⟨
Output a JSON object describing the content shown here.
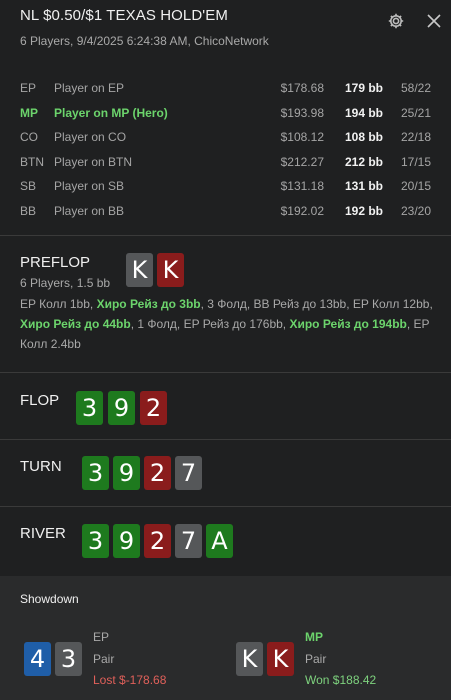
{
  "header": {
    "title": "NL $0.50/$1 TEXAS HOLD'EM",
    "subtitle": "6 Players, 9/4/2025 6:24:38 AM, ChicoNetwork"
  },
  "players": [
    {
      "pos": "EP",
      "name": "Player on EP",
      "stack": "$178.68",
      "bb": "179 bb",
      "stat": "58/22",
      "hero": false
    },
    {
      "pos": "MP",
      "name": "Player on MP (Hero)",
      "stack": "$193.98",
      "bb": "194 bb",
      "stat": "25/21",
      "hero": true
    },
    {
      "pos": "CO",
      "name": "Player on CO",
      "stack": "$108.12",
      "bb": "108 bb",
      "stat": "22/18",
      "hero": false
    },
    {
      "pos": "BTN",
      "name": "Player on BTN",
      "stack": "$212.27",
      "bb": "212 bb",
      "stat": "17/15",
      "hero": false
    },
    {
      "pos": "SB",
      "name": "Player on SB",
      "stack": "$131.18",
      "bb": "131 bb",
      "stat": "20/15",
      "hero": false
    },
    {
      "pos": "BB",
      "name": "Player on BB",
      "stack": "$192.02",
      "bb": "192 bb",
      "stat": "23/20",
      "hero": false
    }
  ],
  "preflop": {
    "label": "PREFLOP",
    "info": "6 Players, 1.5 bb",
    "cards": [
      {
        "rank": "K",
        "color": "gray"
      },
      {
        "rank": "K",
        "color": "red"
      }
    ],
    "actions": [
      {
        "text": "EP Колл 1bb, ",
        "hero": false
      },
      {
        "text": "Хиро Рейз до 3bb",
        "hero": true
      },
      {
        "text": ", 3 Фолд, BB Рейз до 13bb, EP Колл 12bb, ",
        "hero": false
      },
      {
        "text": "Хиро Рейз до 44bb",
        "hero": true
      },
      {
        "text": ", 1 Фолд, EP Рейз до 176bb, ",
        "hero": false
      },
      {
        "text": "Хиро Рейз до 194bb",
        "hero": true
      },
      {
        "text": ", EP Колл 2.4bb",
        "hero": false
      }
    ]
  },
  "flop": {
    "label": "FLOP",
    "cards": [
      {
        "rank": "3",
        "color": "green"
      },
      {
        "rank": "9",
        "color": "green"
      },
      {
        "rank": "2",
        "color": "red"
      }
    ]
  },
  "turn": {
    "label": "TURN",
    "cards": [
      {
        "rank": "3",
        "color": "green"
      },
      {
        "rank": "9",
        "color": "green"
      },
      {
        "rank": "2",
        "color": "red"
      },
      {
        "rank": "7",
        "color": "gray"
      }
    ]
  },
  "river": {
    "label": "RIVER",
    "cards": [
      {
        "rank": "3",
        "color": "green"
      },
      {
        "rank": "9",
        "color": "green"
      },
      {
        "rank": "2",
        "color": "red"
      },
      {
        "rank": "7",
        "color": "gray"
      },
      {
        "rank": "A",
        "color": "green"
      }
    ]
  },
  "showdown": {
    "title": "Showdown",
    "hands": [
      {
        "cards": [
          {
            "rank": "4",
            "color": "blue"
          },
          {
            "rank": "3",
            "color": "gray"
          }
        ],
        "pos": "EP",
        "hand": "Pair",
        "result": "Lost $-178.68",
        "result_color": "#e0605a",
        "pos_color": "#a9a9a9"
      },
      {
        "cards": [
          {
            "rank": "K",
            "color": "gray"
          },
          {
            "rank": "K",
            "color": "red"
          }
        ],
        "pos": "MP",
        "hand": "Pair",
        "result": "Won $188.42",
        "result_color": "#7ed27e",
        "pos_color": "#6cd46c"
      }
    ]
  },
  "icons": {
    "settings": "gear-icon",
    "close": "close-icon"
  },
  "colors": {
    "background": "#1f2021",
    "hero": "#6cd46c",
    "card_green": "#1e7a1e",
    "card_red": "#8a1c1c",
    "card_gray": "#555759",
    "card_blue": "#1f5ea8"
  }
}
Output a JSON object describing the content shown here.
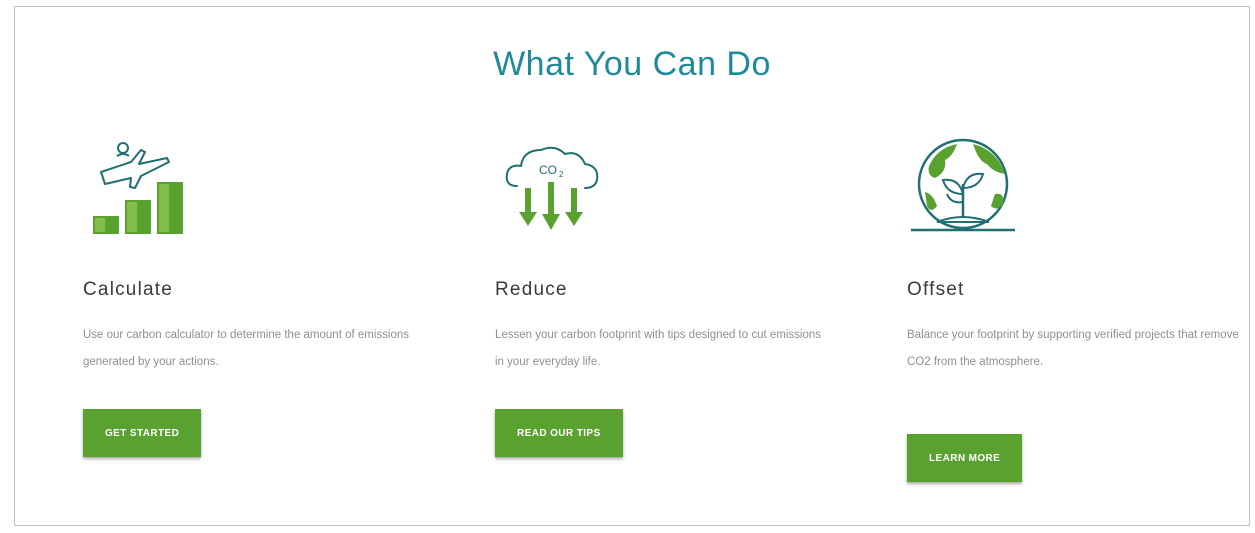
{
  "section": {
    "title": "What You Can Do"
  },
  "cards": [
    {
      "title": "Calculate",
      "description": "Use our carbon calculator to determine the amount of emissions generated by your actions.",
      "button_label": "GET STARTED",
      "icon": "chart-bars-icon"
    },
    {
      "title": "Reduce",
      "description": "Lessen your carbon footprint with tips designed to cut emissions in your everyday life.",
      "button_label": "READ OUR TIPS",
      "icon": "co2-cloud-icon"
    },
    {
      "title": "Offset",
      "description": "Balance your footprint by supporting verified projects that remove CO2 from the atmosphere.",
      "button_label": "LEARN MORE",
      "icon": "globe-plant-icon"
    }
  ],
  "colors": {
    "title": "#1f8b99",
    "accent": "#5aa22f",
    "icon_stroke": "#1f6f73",
    "text": "#3a3a3a",
    "muted": "#8f8f8f"
  }
}
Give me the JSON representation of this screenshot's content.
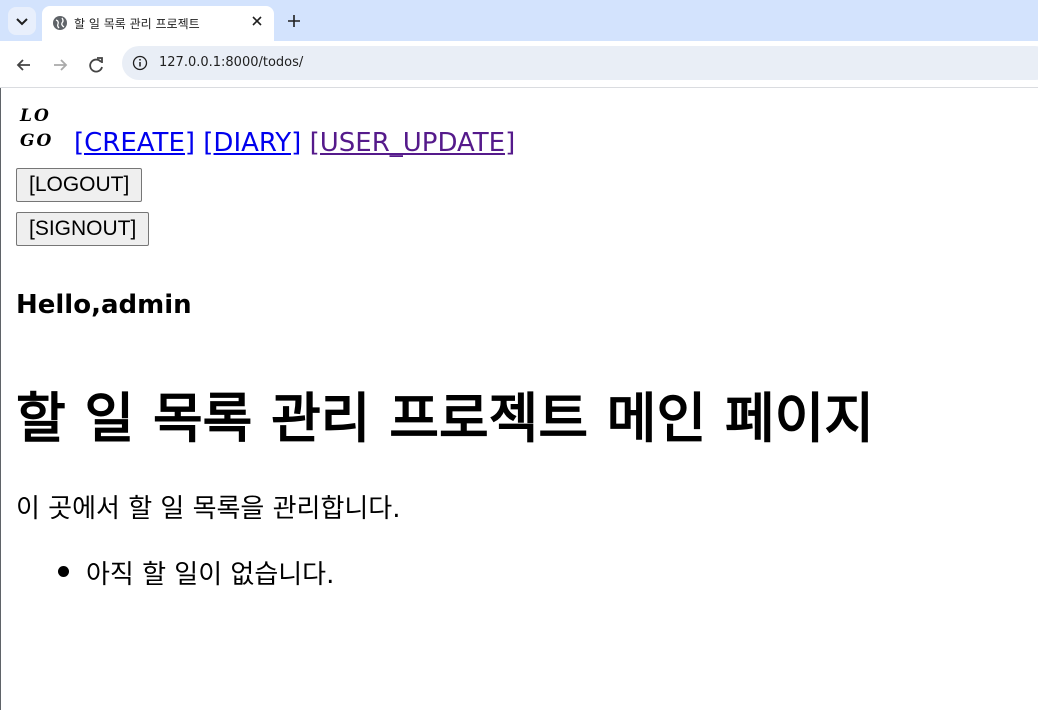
{
  "browser": {
    "tab_title": "할 일 목록 관리 프로젝트",
    "url": "127.0.0.1:8000/todos/"
  },
  "nav": {
    "logo_line1": "LO",
    "logo_line2": "GO",
    "links": [
      "[CREATE]",
      "[DIARY]",
      "[USER_UPDATE]"
    ]
  },
  "buttons": {
    "logout": "[LOGOUT]",
    "signout": "[SIGNOUT]"
  },
  "greeting": "Hello,admin",
  "page_title": "할 일 목록 관리 프로젝트 메인 페이지",
  "description": "이 곳에서 할 일 목록을 관리합니다.",
  "todos": [
    "아직 할 일이 없습니다."
  ],
  "colors": {
    "tabstrip": "#d3e3fd",
    "link": "#0000ee",
    "visited_link": "#551a8b"
  }
}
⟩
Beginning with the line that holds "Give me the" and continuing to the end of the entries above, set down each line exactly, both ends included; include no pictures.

→ **Final answer**:
Give me the JSON representation of this screenshot's content.
{
  "browser": {
    "tab_title": "할 일 목록 관리 프로젝트",
    "url": "127.0.0.1:8000/todos/"
  },
  "nav": {
    "logo_line1": "LO",
    "logo_line2": "GO",
    "links": [
      "[CREATE]",
      "[DIARY]",
      "[USER_UPDATE]"
    ]
  },
  "buttons": {
    "logout": "[LOGOUT]",
    "signout": "[SIGNOUT]"
  },
  "greeting": "Hello,admin",
  "page_title": "할 일 목록 관리 프로젝트 메인 페이지",
  "description": "이 곳에서 할 일 목록을 관리합니다.",
  "todos": [
    "아직 할 일이 없습니다."
  ],
  "colors": {
    "tabstrip": "#d3e3fd",
    "link": "#0000ee",
    "visited_link": "#551a8b"
  }
}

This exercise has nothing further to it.